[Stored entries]

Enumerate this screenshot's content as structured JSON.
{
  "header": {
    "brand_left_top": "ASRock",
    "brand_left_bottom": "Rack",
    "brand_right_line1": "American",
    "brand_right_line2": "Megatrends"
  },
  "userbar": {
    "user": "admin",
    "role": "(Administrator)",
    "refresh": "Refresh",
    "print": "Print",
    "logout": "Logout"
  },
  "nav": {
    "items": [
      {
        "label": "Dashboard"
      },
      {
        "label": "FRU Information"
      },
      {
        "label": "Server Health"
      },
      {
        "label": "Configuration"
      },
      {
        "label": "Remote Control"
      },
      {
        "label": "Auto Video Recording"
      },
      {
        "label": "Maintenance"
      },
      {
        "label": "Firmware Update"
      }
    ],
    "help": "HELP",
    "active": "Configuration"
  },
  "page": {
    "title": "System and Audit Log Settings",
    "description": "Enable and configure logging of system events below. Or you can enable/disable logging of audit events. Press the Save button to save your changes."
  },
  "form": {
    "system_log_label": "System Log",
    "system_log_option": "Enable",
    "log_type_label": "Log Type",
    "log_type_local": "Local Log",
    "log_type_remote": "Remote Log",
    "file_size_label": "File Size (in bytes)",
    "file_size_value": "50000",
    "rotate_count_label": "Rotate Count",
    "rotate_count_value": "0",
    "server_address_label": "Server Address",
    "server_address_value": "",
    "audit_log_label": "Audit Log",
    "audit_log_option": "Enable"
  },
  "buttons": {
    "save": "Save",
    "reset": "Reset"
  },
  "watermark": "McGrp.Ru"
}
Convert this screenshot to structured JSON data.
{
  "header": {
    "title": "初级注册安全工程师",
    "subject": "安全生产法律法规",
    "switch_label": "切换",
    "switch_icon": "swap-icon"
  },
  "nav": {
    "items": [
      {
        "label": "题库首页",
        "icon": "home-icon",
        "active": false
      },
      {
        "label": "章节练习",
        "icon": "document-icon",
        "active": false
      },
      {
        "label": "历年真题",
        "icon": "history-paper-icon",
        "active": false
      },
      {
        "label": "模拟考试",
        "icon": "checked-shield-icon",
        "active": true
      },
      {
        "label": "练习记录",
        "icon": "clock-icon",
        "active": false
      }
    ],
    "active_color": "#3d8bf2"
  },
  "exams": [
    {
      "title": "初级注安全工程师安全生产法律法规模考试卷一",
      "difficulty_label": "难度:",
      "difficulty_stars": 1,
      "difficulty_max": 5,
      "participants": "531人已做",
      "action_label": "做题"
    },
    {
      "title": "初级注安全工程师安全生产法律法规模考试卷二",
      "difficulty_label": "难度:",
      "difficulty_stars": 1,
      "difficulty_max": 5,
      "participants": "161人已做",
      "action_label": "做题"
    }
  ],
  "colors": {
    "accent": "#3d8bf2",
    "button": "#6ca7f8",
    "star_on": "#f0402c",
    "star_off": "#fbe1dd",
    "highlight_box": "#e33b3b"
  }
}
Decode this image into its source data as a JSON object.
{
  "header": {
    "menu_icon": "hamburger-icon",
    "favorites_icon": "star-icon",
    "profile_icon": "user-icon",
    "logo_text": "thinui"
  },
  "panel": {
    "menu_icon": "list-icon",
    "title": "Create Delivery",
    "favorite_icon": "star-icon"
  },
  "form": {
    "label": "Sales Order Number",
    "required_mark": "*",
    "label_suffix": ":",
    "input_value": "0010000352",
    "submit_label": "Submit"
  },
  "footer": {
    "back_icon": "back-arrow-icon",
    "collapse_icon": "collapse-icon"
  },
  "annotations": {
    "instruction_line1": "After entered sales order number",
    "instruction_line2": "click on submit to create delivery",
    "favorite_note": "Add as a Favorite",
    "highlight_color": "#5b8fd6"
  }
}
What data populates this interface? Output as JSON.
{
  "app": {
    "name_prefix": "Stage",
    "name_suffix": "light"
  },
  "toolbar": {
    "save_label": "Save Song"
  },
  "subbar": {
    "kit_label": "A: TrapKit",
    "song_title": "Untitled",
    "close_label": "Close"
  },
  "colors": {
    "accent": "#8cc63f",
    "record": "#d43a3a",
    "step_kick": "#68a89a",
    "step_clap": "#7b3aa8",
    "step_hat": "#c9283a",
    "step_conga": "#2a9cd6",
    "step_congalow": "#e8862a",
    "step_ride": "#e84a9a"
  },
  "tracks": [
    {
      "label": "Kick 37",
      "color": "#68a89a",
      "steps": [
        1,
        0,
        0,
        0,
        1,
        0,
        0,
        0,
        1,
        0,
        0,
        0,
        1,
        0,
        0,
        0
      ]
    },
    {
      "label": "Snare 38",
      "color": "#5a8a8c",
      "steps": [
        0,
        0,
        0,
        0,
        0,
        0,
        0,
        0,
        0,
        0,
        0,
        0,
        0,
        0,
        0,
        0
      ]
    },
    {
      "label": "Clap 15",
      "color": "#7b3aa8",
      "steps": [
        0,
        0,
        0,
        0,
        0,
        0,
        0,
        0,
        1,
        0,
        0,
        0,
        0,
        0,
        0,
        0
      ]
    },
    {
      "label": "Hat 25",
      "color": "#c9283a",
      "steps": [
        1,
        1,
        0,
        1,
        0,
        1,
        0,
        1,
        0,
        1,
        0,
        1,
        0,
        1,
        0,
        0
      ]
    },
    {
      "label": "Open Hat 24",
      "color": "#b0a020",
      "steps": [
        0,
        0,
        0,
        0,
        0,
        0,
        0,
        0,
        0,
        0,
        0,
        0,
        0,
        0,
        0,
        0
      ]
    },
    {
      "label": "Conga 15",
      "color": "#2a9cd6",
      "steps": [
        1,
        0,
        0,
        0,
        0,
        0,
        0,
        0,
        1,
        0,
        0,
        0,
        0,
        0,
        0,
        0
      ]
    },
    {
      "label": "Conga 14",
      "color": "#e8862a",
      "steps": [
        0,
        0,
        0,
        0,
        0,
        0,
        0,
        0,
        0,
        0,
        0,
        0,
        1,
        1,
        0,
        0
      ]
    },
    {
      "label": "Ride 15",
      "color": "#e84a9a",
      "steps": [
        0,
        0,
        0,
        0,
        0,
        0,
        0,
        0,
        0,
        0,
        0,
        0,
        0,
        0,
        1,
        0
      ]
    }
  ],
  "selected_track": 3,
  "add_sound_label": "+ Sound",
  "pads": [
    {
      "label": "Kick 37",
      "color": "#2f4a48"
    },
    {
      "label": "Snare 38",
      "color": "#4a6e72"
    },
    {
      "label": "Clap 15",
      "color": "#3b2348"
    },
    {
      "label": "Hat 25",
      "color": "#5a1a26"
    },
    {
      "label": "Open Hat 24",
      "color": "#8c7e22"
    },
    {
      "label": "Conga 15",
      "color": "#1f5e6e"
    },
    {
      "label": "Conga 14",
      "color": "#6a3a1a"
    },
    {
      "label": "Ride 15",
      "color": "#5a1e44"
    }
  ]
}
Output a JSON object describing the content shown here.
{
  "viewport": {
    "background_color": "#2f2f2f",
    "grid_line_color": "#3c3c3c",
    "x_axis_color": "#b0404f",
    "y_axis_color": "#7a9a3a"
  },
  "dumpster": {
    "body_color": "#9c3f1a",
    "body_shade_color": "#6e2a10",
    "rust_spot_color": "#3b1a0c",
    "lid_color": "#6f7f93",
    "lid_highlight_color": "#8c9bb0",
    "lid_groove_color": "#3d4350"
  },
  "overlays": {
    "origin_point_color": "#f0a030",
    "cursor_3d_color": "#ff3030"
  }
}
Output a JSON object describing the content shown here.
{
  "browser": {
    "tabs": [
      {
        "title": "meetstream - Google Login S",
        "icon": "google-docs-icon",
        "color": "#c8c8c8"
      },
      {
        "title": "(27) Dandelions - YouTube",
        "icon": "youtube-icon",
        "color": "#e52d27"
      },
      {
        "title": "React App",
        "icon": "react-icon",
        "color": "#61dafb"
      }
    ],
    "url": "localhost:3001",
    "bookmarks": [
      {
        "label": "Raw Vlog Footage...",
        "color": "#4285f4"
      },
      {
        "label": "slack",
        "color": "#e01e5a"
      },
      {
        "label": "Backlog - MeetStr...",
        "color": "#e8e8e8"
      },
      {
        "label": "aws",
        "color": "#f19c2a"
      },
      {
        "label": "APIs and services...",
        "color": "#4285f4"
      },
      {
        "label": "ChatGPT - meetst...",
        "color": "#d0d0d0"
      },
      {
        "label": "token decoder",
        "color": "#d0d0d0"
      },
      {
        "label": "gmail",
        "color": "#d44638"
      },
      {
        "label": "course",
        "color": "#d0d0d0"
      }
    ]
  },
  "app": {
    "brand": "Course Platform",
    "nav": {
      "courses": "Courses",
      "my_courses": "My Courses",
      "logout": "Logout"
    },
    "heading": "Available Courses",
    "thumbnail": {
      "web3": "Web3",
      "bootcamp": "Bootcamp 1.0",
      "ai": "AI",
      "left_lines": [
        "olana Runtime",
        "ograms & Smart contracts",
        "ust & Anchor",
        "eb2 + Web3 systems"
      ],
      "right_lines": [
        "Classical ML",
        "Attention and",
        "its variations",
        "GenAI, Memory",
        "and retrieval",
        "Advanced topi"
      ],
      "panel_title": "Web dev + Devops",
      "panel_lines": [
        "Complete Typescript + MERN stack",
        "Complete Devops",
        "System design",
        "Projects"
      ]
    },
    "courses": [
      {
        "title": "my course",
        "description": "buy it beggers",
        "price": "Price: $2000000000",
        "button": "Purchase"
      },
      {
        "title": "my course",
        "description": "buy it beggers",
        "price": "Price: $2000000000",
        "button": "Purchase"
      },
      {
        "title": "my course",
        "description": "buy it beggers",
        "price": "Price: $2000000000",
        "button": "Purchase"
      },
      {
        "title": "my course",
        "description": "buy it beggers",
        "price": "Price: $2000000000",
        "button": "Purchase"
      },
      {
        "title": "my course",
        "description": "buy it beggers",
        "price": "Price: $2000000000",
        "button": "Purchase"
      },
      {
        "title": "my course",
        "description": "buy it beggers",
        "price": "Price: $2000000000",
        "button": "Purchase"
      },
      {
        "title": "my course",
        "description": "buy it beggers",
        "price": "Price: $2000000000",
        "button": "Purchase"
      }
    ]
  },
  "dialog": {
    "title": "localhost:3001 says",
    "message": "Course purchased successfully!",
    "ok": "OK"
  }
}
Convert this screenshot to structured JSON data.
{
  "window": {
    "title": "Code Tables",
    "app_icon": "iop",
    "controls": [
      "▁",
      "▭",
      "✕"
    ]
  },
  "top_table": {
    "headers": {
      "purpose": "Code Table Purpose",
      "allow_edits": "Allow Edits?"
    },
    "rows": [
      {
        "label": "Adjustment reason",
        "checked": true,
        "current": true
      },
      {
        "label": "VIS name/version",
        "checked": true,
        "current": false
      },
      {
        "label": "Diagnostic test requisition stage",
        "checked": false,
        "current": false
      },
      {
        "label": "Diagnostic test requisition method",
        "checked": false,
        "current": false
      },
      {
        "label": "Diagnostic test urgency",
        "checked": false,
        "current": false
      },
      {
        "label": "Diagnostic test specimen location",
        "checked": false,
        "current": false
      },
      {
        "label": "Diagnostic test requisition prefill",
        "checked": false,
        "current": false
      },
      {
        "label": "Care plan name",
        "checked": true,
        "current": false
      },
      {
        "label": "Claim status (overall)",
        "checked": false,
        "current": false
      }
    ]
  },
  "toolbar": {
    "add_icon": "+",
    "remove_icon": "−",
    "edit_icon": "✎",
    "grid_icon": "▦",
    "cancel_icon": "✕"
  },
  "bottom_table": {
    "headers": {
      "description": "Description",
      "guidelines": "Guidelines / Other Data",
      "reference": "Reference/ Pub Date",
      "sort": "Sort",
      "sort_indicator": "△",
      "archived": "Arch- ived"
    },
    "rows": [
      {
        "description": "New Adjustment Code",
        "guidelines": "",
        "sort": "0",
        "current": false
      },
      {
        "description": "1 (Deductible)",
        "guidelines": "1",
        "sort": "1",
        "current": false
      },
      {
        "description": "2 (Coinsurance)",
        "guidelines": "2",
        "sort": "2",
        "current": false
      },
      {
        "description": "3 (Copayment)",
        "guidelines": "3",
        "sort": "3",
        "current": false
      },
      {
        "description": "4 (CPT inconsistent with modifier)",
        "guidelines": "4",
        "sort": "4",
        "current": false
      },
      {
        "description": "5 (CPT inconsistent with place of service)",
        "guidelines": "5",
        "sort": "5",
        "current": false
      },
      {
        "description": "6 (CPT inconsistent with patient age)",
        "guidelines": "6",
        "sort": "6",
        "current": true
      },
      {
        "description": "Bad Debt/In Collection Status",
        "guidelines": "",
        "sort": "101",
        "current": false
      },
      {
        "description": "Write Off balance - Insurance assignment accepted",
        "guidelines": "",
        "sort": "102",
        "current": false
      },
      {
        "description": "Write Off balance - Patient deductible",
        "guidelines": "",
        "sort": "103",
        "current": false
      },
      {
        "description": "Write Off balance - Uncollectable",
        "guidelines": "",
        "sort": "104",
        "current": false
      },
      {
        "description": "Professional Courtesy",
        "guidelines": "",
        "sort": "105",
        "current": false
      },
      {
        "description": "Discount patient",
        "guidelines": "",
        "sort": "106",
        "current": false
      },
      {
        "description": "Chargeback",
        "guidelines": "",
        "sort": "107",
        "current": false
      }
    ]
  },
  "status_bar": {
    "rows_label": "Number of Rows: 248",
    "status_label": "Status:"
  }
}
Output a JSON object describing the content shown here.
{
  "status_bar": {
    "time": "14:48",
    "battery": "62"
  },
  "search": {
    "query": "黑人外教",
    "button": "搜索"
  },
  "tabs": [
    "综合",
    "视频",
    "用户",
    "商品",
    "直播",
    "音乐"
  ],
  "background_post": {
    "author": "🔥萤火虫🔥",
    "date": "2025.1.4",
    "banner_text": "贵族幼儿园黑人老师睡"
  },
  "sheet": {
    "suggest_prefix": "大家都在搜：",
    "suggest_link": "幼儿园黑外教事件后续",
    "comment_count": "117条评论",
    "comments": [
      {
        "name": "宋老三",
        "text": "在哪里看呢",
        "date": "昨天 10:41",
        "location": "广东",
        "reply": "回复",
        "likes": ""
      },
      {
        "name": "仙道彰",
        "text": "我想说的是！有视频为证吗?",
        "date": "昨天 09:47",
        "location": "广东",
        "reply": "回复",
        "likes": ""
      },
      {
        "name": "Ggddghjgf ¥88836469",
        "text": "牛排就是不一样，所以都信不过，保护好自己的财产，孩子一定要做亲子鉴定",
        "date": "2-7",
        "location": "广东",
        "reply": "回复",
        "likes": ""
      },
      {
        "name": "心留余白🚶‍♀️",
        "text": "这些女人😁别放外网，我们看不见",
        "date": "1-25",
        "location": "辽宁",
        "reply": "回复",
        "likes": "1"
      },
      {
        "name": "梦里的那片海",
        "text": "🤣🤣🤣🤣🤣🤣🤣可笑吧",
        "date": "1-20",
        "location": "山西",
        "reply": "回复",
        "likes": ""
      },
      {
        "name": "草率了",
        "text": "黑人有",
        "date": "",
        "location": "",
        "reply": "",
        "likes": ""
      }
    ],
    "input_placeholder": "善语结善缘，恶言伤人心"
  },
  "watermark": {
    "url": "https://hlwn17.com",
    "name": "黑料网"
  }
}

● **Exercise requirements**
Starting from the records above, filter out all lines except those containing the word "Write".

● **Task response**
        "description": "Write Off balance - Insurance assignment accepted",
        "description": "Write Off balance - Patient deductible",
        "description": "Write Off balance - Uncollectable",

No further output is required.